### What you are asked to do
Look for the word "screenshot" in the material below. Copy each line that has it.

### Information shown
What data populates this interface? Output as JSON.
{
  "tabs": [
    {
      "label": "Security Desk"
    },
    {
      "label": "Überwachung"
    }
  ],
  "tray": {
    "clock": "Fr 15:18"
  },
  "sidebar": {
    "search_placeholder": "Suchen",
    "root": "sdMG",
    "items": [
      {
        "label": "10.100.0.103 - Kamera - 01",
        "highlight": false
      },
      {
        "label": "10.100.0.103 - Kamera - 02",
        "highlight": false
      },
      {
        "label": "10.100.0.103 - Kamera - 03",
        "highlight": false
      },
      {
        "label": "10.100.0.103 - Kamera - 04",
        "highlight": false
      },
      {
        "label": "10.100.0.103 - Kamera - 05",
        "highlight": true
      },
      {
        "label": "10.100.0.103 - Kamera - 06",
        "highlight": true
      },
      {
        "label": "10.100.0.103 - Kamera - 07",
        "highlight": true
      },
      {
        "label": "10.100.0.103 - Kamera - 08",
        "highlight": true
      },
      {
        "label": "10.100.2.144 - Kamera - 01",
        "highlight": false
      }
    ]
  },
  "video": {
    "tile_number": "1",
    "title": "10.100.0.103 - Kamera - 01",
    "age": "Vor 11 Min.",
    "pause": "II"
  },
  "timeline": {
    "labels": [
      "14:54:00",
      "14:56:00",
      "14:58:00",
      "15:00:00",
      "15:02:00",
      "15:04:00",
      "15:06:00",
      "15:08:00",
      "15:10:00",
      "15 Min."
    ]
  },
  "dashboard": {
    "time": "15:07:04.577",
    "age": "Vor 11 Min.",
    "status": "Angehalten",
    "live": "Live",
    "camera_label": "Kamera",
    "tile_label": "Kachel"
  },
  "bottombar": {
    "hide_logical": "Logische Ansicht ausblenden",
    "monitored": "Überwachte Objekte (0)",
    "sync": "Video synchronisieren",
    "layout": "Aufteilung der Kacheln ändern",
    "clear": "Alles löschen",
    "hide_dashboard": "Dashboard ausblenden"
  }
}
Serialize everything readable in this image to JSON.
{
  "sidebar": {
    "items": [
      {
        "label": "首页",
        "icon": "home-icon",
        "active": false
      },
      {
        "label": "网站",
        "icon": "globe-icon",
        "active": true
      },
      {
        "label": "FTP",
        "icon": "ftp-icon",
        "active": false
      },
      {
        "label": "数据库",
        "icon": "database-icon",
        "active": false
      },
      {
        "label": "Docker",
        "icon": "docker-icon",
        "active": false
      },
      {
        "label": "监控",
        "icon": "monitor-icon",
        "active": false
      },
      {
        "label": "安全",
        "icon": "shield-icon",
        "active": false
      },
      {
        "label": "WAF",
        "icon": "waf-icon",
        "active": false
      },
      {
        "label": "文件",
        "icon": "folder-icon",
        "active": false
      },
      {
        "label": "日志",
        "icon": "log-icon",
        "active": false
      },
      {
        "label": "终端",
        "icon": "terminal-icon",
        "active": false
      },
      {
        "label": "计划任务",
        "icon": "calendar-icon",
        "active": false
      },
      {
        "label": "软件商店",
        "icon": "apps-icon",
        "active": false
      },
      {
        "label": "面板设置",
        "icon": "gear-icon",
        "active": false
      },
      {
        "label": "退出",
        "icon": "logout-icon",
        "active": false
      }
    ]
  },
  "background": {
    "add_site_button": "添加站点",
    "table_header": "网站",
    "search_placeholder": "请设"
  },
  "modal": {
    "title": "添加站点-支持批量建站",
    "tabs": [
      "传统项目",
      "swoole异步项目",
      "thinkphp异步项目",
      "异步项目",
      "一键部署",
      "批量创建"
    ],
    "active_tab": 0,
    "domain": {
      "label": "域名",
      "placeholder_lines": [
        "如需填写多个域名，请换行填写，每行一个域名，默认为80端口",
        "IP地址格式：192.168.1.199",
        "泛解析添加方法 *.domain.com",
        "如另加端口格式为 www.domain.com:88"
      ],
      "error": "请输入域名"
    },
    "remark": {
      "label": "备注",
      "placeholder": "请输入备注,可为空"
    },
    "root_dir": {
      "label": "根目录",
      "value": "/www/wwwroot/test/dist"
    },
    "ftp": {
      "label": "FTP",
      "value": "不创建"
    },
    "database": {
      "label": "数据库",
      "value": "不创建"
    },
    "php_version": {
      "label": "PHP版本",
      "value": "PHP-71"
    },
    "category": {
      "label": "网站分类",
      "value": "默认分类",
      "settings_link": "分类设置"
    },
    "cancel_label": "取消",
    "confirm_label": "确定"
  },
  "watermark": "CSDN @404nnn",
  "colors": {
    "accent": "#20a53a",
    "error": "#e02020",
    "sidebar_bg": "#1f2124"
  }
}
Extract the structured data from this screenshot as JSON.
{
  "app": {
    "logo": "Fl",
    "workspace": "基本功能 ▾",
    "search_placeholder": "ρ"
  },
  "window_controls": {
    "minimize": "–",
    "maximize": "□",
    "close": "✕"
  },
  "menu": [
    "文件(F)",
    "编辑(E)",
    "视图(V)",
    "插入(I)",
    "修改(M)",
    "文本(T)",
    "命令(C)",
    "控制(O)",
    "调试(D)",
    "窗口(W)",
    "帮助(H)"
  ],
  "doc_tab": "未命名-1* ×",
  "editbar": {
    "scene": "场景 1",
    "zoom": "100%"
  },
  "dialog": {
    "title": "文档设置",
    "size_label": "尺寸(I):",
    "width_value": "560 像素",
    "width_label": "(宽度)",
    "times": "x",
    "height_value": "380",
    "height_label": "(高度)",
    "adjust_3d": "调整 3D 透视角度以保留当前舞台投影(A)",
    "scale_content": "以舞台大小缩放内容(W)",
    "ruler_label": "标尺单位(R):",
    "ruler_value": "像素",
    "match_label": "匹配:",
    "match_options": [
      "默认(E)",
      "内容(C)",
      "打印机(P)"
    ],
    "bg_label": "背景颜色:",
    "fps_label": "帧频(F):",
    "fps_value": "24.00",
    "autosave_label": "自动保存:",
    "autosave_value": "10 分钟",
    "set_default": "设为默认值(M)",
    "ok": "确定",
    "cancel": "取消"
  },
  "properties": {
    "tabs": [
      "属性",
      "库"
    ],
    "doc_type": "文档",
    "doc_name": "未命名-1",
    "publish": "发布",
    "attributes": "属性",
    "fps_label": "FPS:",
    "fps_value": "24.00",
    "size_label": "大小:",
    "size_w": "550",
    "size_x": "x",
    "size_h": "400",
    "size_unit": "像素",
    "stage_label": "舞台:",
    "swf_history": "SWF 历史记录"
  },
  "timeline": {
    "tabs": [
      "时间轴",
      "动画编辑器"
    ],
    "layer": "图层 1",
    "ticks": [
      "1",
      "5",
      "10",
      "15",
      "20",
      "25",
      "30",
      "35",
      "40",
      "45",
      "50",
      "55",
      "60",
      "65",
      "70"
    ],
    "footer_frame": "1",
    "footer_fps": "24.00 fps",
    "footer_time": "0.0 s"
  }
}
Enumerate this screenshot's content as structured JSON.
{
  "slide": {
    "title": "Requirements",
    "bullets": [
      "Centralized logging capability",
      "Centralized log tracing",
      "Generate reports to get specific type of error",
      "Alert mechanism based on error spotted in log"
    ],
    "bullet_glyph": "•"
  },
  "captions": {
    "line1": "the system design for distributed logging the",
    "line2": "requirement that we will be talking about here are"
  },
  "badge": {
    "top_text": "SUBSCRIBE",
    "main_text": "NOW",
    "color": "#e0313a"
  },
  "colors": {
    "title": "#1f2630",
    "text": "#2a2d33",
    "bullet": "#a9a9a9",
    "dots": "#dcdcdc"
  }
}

### Exercise result
Extract the structured data from this screenshot as JSON.
Enumerate this screenshot's content as structured JSON.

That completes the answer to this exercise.